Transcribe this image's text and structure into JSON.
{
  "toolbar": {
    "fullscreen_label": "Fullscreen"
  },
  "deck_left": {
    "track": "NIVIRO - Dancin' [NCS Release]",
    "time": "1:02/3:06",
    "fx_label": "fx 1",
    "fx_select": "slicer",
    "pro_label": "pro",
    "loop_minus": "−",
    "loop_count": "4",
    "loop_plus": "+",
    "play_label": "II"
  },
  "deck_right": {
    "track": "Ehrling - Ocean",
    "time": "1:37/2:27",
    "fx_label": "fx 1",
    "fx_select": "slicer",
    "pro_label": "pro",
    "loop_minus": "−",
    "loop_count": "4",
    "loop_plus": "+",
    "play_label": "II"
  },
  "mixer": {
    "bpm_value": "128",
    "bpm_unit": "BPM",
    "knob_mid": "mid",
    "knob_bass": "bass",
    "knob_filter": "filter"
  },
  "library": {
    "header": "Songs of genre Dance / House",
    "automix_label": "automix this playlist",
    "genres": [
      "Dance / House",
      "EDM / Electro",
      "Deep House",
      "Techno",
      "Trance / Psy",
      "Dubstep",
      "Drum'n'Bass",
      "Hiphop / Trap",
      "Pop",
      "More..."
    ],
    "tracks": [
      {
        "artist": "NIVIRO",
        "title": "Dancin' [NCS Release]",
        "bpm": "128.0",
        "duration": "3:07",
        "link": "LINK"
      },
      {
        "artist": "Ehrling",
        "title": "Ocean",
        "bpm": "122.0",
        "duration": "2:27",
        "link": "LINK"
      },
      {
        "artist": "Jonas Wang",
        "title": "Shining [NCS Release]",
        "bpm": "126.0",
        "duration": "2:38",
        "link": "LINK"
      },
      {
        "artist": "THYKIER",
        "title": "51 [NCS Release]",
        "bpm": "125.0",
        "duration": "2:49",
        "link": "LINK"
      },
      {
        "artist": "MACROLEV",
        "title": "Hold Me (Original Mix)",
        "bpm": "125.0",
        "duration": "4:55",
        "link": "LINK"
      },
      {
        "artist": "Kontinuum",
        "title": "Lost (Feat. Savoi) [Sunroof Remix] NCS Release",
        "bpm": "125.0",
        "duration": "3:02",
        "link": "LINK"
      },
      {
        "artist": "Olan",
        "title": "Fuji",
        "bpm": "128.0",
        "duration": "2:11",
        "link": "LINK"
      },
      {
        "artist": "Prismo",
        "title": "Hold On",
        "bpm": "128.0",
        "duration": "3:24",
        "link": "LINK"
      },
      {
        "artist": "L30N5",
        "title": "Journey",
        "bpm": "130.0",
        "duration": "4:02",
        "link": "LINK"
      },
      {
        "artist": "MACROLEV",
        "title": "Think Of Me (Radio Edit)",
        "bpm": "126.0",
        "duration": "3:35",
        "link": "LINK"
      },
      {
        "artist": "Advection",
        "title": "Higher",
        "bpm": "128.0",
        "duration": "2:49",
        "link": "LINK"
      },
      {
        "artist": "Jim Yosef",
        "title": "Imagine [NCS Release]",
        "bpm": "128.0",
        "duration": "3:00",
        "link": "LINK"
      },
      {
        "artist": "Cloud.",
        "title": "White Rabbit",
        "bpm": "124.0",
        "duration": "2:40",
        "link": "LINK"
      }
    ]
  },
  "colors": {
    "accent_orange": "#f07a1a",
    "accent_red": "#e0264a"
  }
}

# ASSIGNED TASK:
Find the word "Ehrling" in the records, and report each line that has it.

# OUTPUT OF THE EXERCISE:
    "track": "Ehrling - Ocean",
        "artist": "Ehrling",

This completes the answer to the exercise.